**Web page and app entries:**

==================================================

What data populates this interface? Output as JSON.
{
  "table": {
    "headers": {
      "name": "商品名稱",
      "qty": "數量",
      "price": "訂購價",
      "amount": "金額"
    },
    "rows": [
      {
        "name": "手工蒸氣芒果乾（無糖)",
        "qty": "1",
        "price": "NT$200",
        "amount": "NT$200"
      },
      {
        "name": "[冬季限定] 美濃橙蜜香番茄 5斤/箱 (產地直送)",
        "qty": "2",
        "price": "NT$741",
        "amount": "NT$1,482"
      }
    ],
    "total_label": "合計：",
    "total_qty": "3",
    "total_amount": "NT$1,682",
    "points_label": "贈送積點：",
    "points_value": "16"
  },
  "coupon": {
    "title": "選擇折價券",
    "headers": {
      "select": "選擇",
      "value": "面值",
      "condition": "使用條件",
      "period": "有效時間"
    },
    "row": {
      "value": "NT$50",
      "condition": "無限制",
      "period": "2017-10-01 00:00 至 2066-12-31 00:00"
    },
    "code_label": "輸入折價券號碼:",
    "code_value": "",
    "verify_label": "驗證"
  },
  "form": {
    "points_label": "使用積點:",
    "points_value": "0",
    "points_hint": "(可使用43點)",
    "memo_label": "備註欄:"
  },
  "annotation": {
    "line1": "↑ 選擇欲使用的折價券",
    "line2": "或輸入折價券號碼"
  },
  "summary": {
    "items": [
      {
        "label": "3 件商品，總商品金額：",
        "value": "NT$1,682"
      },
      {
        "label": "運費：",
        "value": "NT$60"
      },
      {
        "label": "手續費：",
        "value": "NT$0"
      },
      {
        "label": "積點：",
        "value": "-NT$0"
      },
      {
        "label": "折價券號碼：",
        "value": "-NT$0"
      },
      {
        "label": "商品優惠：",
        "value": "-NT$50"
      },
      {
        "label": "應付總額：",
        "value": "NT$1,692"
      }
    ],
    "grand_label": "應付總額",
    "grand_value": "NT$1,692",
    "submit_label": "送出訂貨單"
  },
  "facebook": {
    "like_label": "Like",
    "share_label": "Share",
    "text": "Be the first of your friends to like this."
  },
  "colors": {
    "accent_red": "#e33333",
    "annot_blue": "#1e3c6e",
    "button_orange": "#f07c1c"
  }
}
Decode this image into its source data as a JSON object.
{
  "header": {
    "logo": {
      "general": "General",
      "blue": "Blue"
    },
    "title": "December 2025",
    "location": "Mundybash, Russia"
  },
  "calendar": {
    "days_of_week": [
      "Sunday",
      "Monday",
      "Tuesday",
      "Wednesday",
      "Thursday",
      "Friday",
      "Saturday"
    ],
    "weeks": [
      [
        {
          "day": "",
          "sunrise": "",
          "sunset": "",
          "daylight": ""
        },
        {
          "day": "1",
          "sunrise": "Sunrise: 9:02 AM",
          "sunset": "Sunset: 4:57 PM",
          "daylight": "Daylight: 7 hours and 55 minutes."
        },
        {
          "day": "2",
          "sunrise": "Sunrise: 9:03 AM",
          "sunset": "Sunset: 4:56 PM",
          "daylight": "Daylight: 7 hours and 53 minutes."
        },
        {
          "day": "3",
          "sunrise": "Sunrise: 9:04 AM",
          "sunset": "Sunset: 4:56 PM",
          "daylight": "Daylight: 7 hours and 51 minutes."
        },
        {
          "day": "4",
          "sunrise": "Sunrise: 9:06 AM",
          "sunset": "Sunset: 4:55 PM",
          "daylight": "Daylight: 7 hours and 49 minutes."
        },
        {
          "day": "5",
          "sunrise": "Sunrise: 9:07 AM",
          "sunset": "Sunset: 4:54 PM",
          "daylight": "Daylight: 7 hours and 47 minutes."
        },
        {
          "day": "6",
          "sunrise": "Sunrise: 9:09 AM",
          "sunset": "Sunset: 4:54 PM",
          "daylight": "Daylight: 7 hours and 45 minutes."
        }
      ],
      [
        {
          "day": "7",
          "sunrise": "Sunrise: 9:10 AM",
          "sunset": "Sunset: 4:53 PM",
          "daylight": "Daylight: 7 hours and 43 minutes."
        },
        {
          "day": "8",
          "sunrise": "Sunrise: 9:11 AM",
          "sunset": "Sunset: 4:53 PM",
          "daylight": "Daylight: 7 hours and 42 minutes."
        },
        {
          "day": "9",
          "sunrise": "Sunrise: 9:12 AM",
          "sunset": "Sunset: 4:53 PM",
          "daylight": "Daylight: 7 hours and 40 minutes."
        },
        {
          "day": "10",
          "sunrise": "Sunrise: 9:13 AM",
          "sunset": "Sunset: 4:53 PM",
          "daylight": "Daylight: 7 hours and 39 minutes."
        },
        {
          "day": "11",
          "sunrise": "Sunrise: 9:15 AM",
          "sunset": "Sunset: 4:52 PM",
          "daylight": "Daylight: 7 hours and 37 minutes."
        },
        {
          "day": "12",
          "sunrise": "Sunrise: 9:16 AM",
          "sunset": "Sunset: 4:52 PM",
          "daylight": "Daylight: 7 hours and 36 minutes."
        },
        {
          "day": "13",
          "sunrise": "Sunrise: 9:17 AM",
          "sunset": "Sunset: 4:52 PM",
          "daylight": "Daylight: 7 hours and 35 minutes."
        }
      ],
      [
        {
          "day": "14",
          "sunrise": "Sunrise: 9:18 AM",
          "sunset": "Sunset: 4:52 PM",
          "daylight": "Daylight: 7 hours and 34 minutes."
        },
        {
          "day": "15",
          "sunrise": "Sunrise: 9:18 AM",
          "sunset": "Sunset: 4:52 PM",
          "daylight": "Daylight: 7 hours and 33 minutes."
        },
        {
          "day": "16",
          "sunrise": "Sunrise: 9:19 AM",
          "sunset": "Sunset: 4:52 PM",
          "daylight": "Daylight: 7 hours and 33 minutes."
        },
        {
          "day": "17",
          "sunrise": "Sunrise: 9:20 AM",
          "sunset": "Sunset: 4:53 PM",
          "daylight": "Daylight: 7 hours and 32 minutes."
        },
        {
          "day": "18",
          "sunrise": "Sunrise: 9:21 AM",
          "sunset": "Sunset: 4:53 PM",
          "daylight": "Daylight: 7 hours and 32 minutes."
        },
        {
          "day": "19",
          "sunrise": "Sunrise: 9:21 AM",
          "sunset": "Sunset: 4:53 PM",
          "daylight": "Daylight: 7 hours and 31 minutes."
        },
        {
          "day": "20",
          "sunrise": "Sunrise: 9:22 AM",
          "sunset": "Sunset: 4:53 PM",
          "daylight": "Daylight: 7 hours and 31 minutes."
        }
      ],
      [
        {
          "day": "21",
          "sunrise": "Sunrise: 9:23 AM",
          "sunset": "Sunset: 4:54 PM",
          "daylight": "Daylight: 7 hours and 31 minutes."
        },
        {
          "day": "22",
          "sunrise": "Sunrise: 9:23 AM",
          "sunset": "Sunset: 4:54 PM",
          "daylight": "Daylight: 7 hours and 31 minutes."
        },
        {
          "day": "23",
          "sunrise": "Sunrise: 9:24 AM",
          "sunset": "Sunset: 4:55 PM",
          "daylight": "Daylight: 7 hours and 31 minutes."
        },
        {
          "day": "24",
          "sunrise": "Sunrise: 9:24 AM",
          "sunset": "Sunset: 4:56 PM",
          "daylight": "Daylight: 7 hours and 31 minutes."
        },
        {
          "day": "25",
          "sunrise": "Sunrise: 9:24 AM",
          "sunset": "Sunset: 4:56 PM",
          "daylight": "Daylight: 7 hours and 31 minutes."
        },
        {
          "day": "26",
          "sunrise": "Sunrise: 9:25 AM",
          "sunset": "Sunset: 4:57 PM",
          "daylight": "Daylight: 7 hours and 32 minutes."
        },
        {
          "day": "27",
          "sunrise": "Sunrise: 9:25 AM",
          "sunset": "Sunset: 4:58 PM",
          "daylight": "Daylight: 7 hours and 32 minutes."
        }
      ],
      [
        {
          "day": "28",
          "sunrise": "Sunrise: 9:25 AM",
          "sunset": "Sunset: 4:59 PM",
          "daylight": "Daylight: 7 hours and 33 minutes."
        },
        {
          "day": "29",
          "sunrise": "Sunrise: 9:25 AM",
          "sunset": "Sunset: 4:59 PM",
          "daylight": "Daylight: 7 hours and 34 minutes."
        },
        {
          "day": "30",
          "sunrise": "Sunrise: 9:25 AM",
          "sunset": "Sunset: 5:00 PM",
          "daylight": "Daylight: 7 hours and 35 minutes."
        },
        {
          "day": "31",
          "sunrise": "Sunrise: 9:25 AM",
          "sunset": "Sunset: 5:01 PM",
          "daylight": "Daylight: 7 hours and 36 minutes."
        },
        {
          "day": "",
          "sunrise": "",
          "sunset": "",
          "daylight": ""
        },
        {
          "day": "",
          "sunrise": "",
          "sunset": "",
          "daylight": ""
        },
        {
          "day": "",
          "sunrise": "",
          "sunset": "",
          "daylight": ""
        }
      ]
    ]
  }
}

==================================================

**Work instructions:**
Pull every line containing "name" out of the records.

**Response below:**
      "name": "商品名稱",
        "name": "手工蒸氣芒果乾（無糖)",
        "name": "[冬季限定] 美濃橙蜜香番茄 5斤/箱 (產地直送)",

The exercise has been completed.